### Work instructions
Please copy out the entries exactly, skipping any pictures.

◆ ◆ ◆

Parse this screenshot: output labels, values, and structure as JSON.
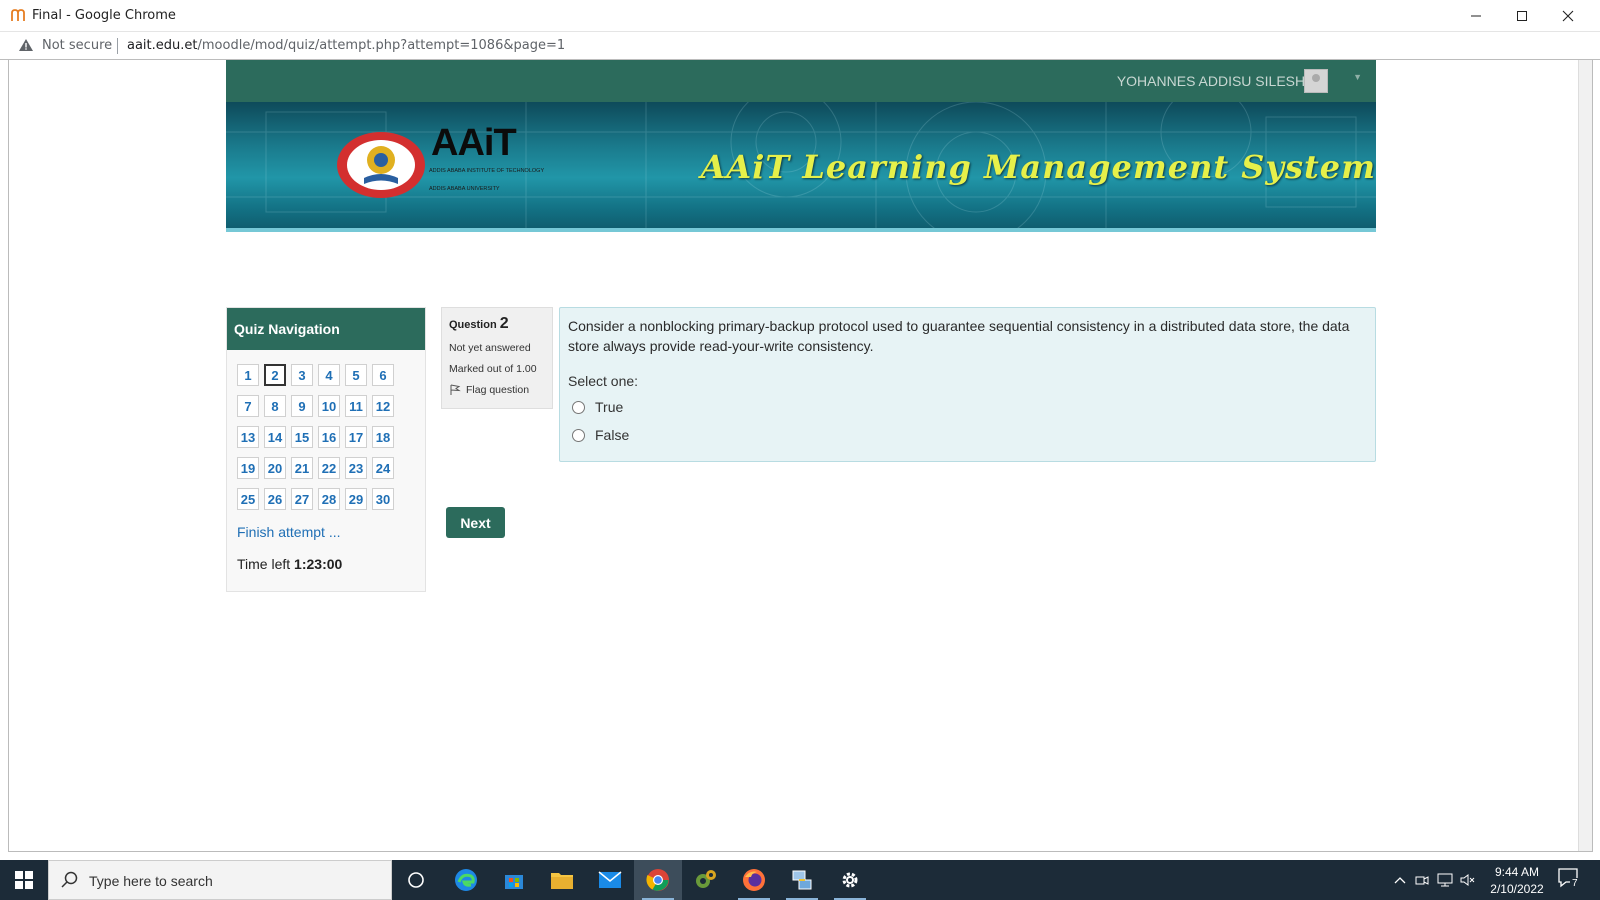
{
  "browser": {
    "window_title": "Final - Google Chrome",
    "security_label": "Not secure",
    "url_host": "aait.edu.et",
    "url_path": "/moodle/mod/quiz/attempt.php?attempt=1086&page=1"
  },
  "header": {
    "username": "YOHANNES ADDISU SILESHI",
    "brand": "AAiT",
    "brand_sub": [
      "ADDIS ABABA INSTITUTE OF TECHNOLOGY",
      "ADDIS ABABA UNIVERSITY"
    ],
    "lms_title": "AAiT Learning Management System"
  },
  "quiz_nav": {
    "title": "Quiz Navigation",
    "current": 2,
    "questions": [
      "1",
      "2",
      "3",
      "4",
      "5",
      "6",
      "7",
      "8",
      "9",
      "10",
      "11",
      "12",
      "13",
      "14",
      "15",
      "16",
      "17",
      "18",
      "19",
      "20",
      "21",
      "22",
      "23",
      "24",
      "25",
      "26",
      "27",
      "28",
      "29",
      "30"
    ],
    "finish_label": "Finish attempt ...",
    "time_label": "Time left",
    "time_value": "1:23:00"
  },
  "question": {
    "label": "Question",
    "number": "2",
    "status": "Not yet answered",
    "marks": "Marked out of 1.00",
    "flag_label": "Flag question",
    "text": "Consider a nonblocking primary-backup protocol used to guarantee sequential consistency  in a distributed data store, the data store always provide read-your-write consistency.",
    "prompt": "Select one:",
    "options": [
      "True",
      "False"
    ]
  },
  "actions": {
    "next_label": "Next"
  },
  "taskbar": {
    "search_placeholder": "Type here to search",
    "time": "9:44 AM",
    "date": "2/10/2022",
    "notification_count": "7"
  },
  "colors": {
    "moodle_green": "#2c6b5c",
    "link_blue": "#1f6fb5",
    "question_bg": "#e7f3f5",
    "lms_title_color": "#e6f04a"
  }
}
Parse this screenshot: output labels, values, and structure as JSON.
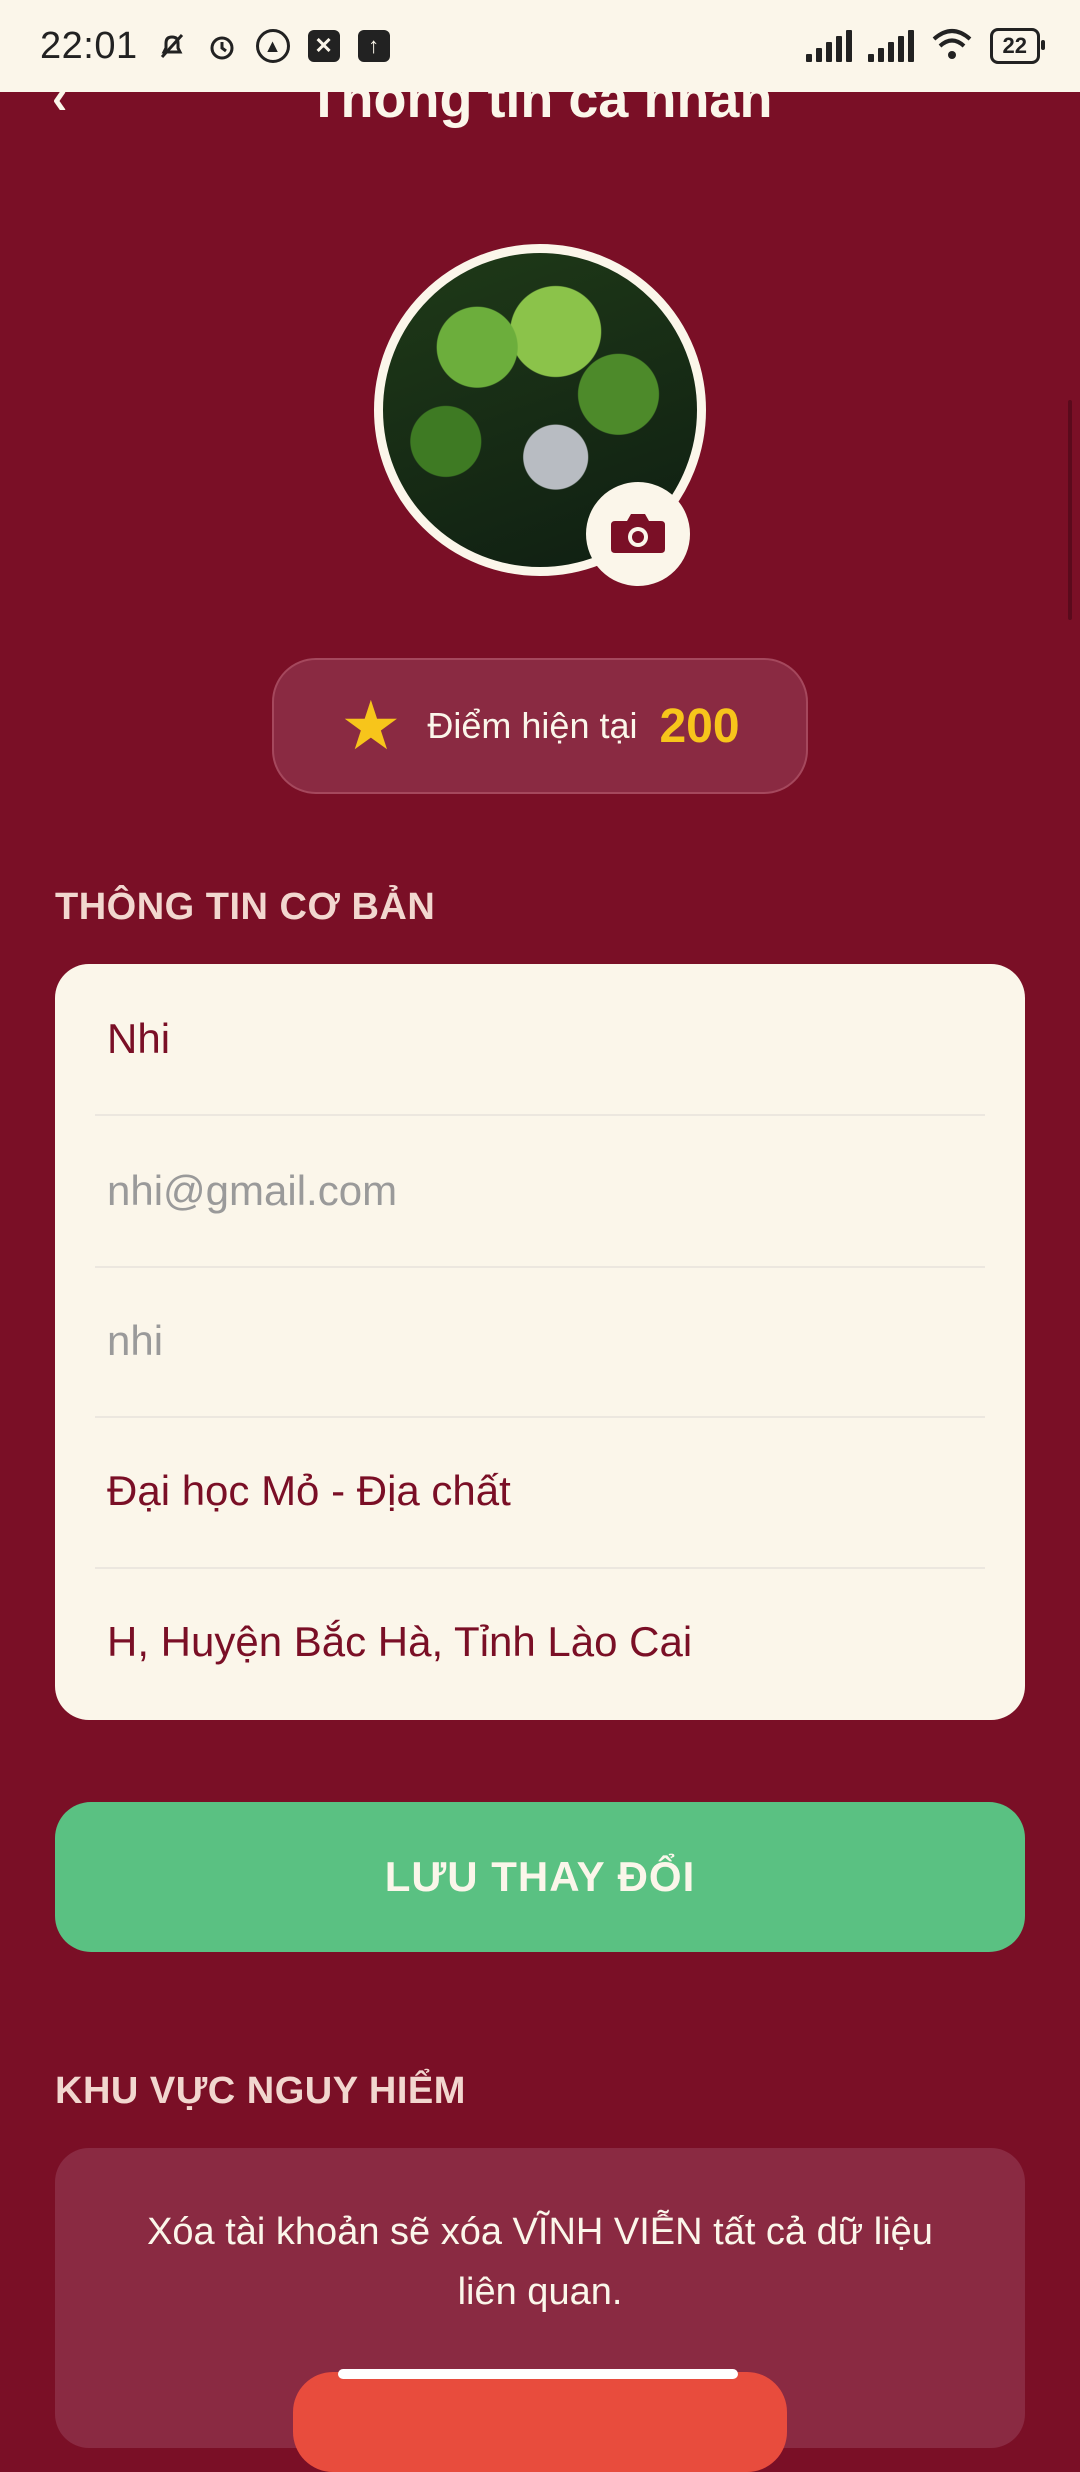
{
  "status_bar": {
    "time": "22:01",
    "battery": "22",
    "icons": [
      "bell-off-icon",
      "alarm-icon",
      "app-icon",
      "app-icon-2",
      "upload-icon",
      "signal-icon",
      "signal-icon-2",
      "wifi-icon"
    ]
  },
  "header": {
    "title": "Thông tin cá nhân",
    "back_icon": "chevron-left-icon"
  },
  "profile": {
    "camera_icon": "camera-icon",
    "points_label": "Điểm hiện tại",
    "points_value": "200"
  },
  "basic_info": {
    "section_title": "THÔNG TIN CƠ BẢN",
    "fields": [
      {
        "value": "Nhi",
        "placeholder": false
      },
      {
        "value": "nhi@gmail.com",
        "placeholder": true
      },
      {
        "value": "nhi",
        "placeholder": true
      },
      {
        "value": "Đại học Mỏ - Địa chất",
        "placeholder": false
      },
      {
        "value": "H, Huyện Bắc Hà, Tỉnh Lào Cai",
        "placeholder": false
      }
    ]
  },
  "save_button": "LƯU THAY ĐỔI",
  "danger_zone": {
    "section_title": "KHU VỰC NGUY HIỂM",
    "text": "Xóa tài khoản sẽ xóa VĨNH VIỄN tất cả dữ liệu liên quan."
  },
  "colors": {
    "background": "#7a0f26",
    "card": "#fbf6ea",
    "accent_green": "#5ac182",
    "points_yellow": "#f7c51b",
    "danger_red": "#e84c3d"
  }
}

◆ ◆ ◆

### Solution below
Parse this screenshot: output labels, values, and structure as JSON.
{
  "browser": {
    "window_title": "Final - Google Chrome",
    "security_label": "Not secure",
    "url_host": "aait.edu.et",
    "url_path": "/moodle/mod/quiz/attempt.php?attempt=1086&page=1"
  },
  "header": {
    "username": "YOHANNES ADDISU SILESHI",
    "brand": "AAiT",
    "brand_sub": [
      "ADDIS ABABA INSTITUTE OF TECHNOLOGY",
      "ADDIS ABABA UNIVERSITY"
    ],
    "lms_title": "AAiT Learning Management System"
  },
  "quiz_nav": {
    "title": "Quiz Navigation",
    "current": 2,
    "questions": [
      "1",
      "2",
      "3",
      "4",
      "5",
      "6",
      "7",
      "8",
      "9",
      "10",
      "11",
      "12",
      "13",
      "14",
      "15",
      "16",
      "17",
      "18",
      "19",
      "20",
      "21",
      "22",
      "23",
      "24",
      "25",
      "26",
      "27",
      "28",
      "29",
      "30"
    ],
    "finish_label": "Finish attempt ...",
    "time_label": "Time left",
    "time_value": "1:23:00"
  },
  "question": {
    "label": "Question",
    "number": "2",
    "status": "Not yet answered",
    "marks": "Marked out of 1.00",
    "flag_label": "Flag question",
    "text": "Consider a nonblocking primary-backup protocol used to guarantee sequential consistency  in a distributed data store, the data store always provide read-your-write consistency.",
    "prompt": "Select one:",
    "options": [
      "True",
      "False"
    ]
  },
  "actions": {
    "next_label": "Next"
  },
  "taskbar": {
    "search_placeholder": "Type here to search",
    "time": "9:44 AM",
    "date": "2/10/2022",
    "notification_count": "7"
  },
  "colors": {
    "moodle_green": "#2c6b5c",
    "link_blue": "#1f6fb5",
    "question_bg": "#e7f3f5",
    "lms_title_color": "#e6f04a"
  }
}
Parse this screenshot: output labels, values, and structure as JSON.
{
  "status_bar": {
    "time": "22:01",
    "battery": "22",
    "icons": [
      "bell-off-icon",
      "alarm-icon",
      "app-icon",
      "app-icon-2",
      "upload-icon",
      "signal-icon",
      "signal-icon-2",
      "wifi-icon"
    ]
  },
  "header": {
    "title": "Thông tin cá nhân",
    "back_icon": "chevron-left-icon"
  },
  "profile": {
    "camera_icon": "camera-icon",
    "points_label": "Điểm hiện tại",
    "points_value": "200"
  },
  "basic_info": {
    "section_title": "THÔNG TIN CƠ BẢN",
    "fields": [
      {
        "value": "Nhi",
        "placeholder": false
      },
      {
        "value": "nhi@gmail.com",
        "placeholder": true
      },
      {
        "value": "nhi",
        "placeholder": true
      },
      {
        "value": "Đại học Mỏ - Địa chất",
        "placeholder": false
      },
      {
        "value": "H, Huyện Bắc Hà, Tỉnh Lào Cai",
        "placeholder": false
      }
    ]
  },
  "save_button": "LƯU THAY ĐỔI",
  "danger_zone": {
    "section_title": "KHU VỰC NGUY HIỂM",
    "text": "Xóa tài khoản sẽ xóa VĨNH VIỄN tất cả dữ liệu liên quan."
  },
  "colors": {
    "background": "#7a0f26",
    "card": "#fbf6ea",
    "accent_green": "#5ac182",
    "points_yellow": "#f7c51b",
    "danger_red": "#e84c3d"
  }
}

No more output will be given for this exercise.